Magma contains dissolved gases, which provide the driving force that causes most volcanic eruptions. As magma rises towards the surface and pressure decreases, gases are released from the liquid portion of the magma (melt) and continue to travel upward and are eventually released into the atmosphere. Large eruptions can release enormous amounts of gas in a short time. The 1991 eruption of Mt. Pinatubo is thought to have injected more than 250 megatons of gas into the upper atmosphere on a single day. However, even if magma never reaches the surface, gases can often escape continuously into the atmosphere from the soil, volcanic vents, fumaroles, and hydrothermal systems.
By far the most abundant volcanic gas is water vapor, which is harmless. However, significant amounts of carbon dioxide, sulfur dioxide, hydrogen sulfide and hydrogen halides can also be emitted from volcanoes. Depending on their concentrations, these gases are all potentially hazardous to people, animals, agriculture, and property.
Carbon dioxide constitutes approximately 0.04% of the air in the Earth's atmosphere. In an average year, volcanoes release between about 180 and 440 million tonnes of carbon dioxide. When this colorless, odorless gas is emitted from volcanoes, it typically becomes diluted to low concentrations very quickly and is not life threatening. However, because cold carbon dioxide gas is heavier than air it can flow into in low-lying areas where it can reach much higher concentrations in certain, very stable atmospheric conditions. This can pose serious risks to people and animals. Breathing air with more than 3% CO2 can quickly lead to headaches, dizziness, increased heart rate and difficulty breathing. At mixing ratios exceeding about 15%, carbon dioxide quickly causes unconsciousness and death.
In volcanic or other areas where CO2 emissions occur, it is important to avoid small depressions and low areas that might be CO2 traps. The boundary between healthy air and lethal gas can be extremely sharp; even a single step upslope may be adequate to escape death. In 2006, three ski patrol members were killed at Mammoth Mountain ski resort after falling into a snow depression surrounding a volcanic fumarole and filled with cool CO2 gas. High concentrations of CO2 gas in soils can also damage or destroy vegetation, as is visible in several areas on Mammoth Mountain.
In addition to their direct hazard, volcanic CO2 emissions also have the capacity to affect the global climate, but scientific studies indicate that the average global volcanic output is insignificant when compared to emissions from human activity.
Hydrogen sulfide is a colorless, flammable gas with a strong, offensive odor. It is sometimes referred to as sewer gas. Interestingly, the human nose is more sensitive to H2S than any gas monitoring instrument we have today: air mixtures with as little as 0.000001% H2S are associated with a rotten egg smell. Unfortunately, however, our sense of smell is not a reliable alarm - at mixing ratios above about 0.01%, H2S becomes odorless and very toxic, causing irritation of the upper respiratory tract and, during long exposure, pulmonary edema. Exposure to 500 ppm can cause a human to fall unconscious in 5 minutes and die in an hour or less.
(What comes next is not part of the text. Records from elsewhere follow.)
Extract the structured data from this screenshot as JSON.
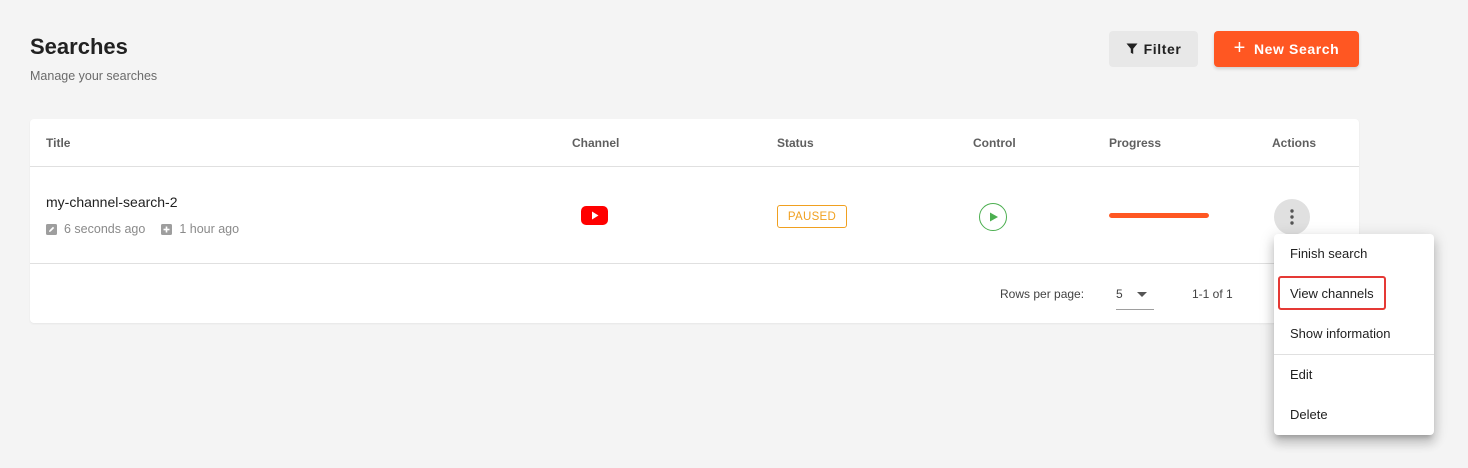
{
  "header": {
    "title": "Searches",
    "subtitle": "Manage your searches",
    "filter_label": "Filter",
    "new_search_label": "New Search"
  },
  "table": {
    "columns": [
      "Title",
      "Channel",
      "Status",
      "Control",
      "Progress",
      "Actions"
    ],
    "rows": [
      {
        "title": "my-channel-search-2",
        "updated": "6 seconds ago",
        "created": "1 hour ago",
        "channel_icon": "youtube-icon",
        "status": "PAUSED",
        "control_icon": "play-icon",
        "progress_percent": 100
      }
    ],
    "footer": {
      "rows_per_page_label": "Rows per page:",
      "rows_per_page_value": "5",
      "page_range": "1-1 of 1"
    }
  },
  "menu": {
    "items": [
      "Finish search",
      "View channels",
      "Show information",
      "Edit",
      "Delete"
    ],
    "highlighted": "View channels"
  },
  "colors": {
    "accent": "#ff5722",
    "status_paused": "#f0a020",
    "play": "#4caf50",
    "youtube": "#ff0000",
    "highlight_box": "#e53935"
  }
}
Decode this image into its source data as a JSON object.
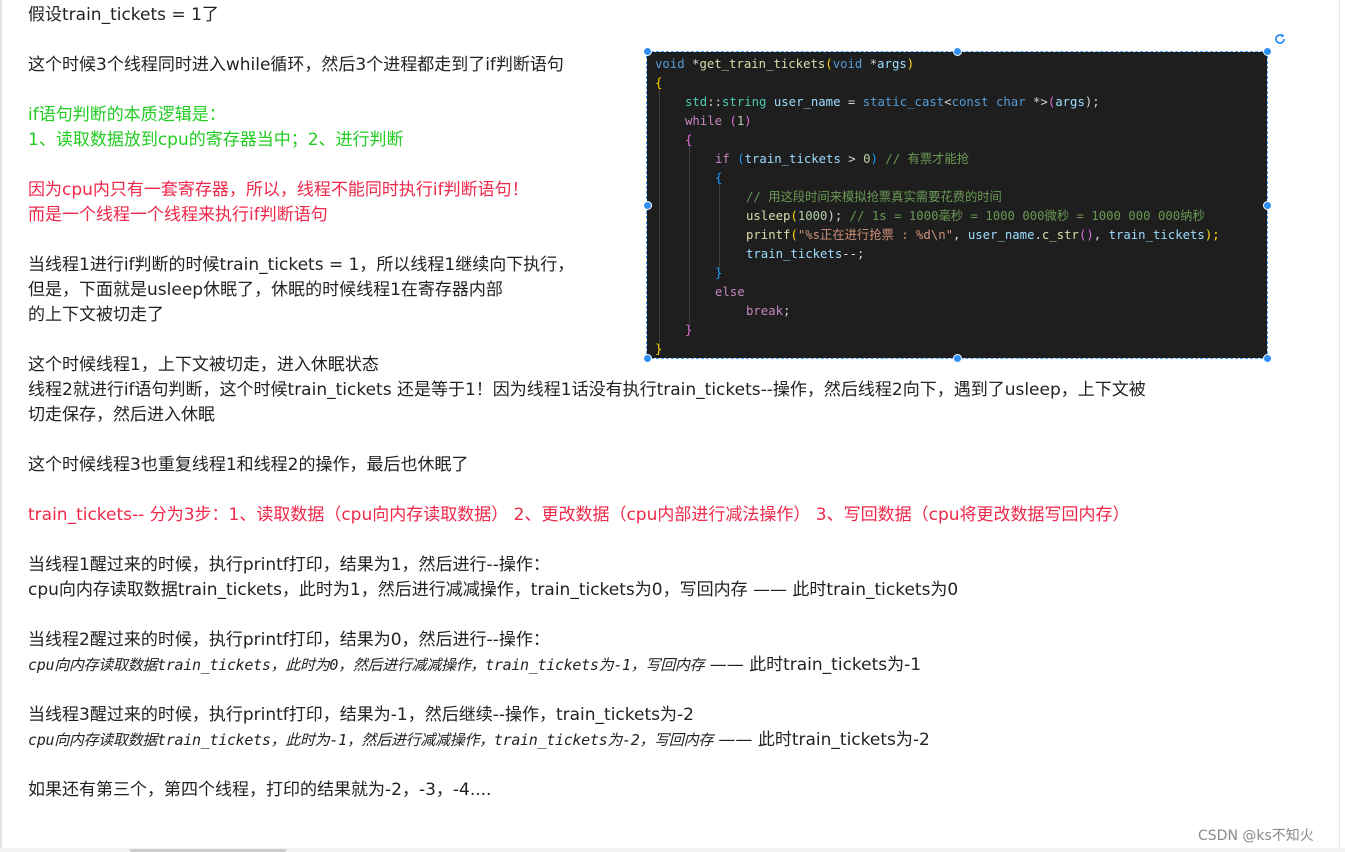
{
  "text": {
    "l1": "假设train_tickets = 1了",
    "l2": "这个时候3个线程同时进入while循环，然后3个进程都走到了if判断语句",
    "l3": "if语句判断的本质逻辑是：",
    "l4": "1、读取数据放到cpu的寄存器当中；2、进行判断",
    "l5": "因为cpu内只有一套寄存器，所以，线程不能同时执行if判断语句！",
    "l6": "而是一个线程一个线程来执行if判断语句",
    "l7": "当线程1进行if判断的时候train_tickets = 1，所以线程1继续向下执行，",
    "l8": "但是，下面就是usleep休眠了，休眠的时候线程1在寄存器内部",
    "l9": "的上下文被切走了",
    "l10": "这个时候线程1，上下文被切走，进入休眠状态",
    "l11": "线程2就进行if语句判断，这个时候train_tickets 还是等于1！因为线程1话没有执行train_tickets--操作，然后线程2向下，遇到了usleep，上下文被",
    "l12": "切走保存，然后进入休眠",
    "l13": "这个时候线程3也重复线程1和线程2的操作，最后也休眠了",
    "l14": "train_tickets-- 分为3步：1、读取数据（cpu向内存读取数据） 2、更改数据（cpu内部进行减法操作） 3、写回数据（cpu将更改数据写回内存）",
    "l15": "当线程1醒过来的时候，执行printf打印，结果为1，然后进行--操作：",
    "l16": "cpu向内存读取数据train_tickets，此时为1，然后进行减减操作，train_tickets为0，写回内存 —— 此时train_tickets为0",
    "l17": "当线程2醒过来的时候，执行printf打印，结果为0，然后进行--操作：",
    "l18a": "cpu向内存读取数据train_tickets，此时为0，然后进行减减操作，train_tickets为-1，写回内存",
    "l18b": " —— 此时train_tickets为-1",
    "l19": "当线程3醒过来的时候，执行printf打印，结果为-1，然后继续--操作，train_tickets为-2",
    "l20a": "cpu向内存读取数据train_tickets，此时为-1，然后进行减减操作，train_tickets为-2，写回内存",
    "l20b": " —— 此时train_tickets为-2",
    "l21": "如果还有第三个，第四个线程，打印的结果就为-2，-3，-4...."
  },
  "code": {
    "c1a": "void",
    "c1b": " *",
    "c1c": "get_train_tickets",
    "c1d": "(",
    "c1e": "void",
    "c1f": " *",
    "c1g": "args",
    "c1h": ")",
    "c2": "{",
    "c3a": "std",
    "c3b": "::",
    "c3c": "string",
    "c3d": " user_name",
    "c3e": " = ",
    "c3f": "static_cast",
    "c3g": "<",
    "c3h": "const char",
    "c3i": " *>",
    "c3j": "(",
    "c3k": "args",
    "c3l": ");",
    "c4a": "while",
    "c4b": " (",
    "c4c": "1",
    "c4d": ")",
    "c5": "{",
    "c6a": "if",
    "c6b": " (",
    "c6c": "train_tickets",
    "c6d": " > ",
    "c6e": "0",
    "c6f": ")",
    "c6g": " // 有票才能抢",
    "c7": "{",
    "c8": "// 用这段时间来模拟抢票真实需要花费的时间",
    "c9a": "usleep",
    "c9b": "(",
    "c9c": "1000",
    "c9d": ");",
    "c9e": " // 1s = 1000毫秒 = 1000 000微秒 = 1000 000 000纳秒",
    "c10a": "printf",
    "c10b": "(",
    "c10c": "\"%s正在进行抢票 : %d\\n\"",
    "c10d": ", ",
    "c10e": "user_name",
    "c10f": ".",
    "c10g": "c_str",
    "c10h": "()",
    "c10i": ", ",
    "c10j": "train_tickets",
    "c10k": ");",
    "c11a": "train_tickets",
    "c11b": "--;",
    "c12": "}",
    "c13": "else",
    "c14a": "break",
    "c14b": ";",
    "c15": "}",
    "c16": "}"
  },
  "colors": {
    "green_text": "#22cc22",
    "red_text": "#f0284a",
    "code_background": "#1e1e1e",
    "selection_handle": "#2f8ff5"
  },
  "icons": {
    "rotate": "rotate-icon"
  },
  "watermark": "CSDN @ks不知火"
}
When magma ascends close to the surface, volcanoes can emit the halogens fluorine, chlorine and bromine in the form of hydrogen halides (HF, HCl and HBr). These species are all strong acids and have high solubility; therefore they rapidly dissolve in water droplets within volcanic plumes or the atmosphere where they can potentially cause acid rain. In an ash-producing eruption, ash particles are also often coated with hydrogen halides. Once deposited, these coated ash particles can poison drinking water supplies, agricultural crops, and grazing land.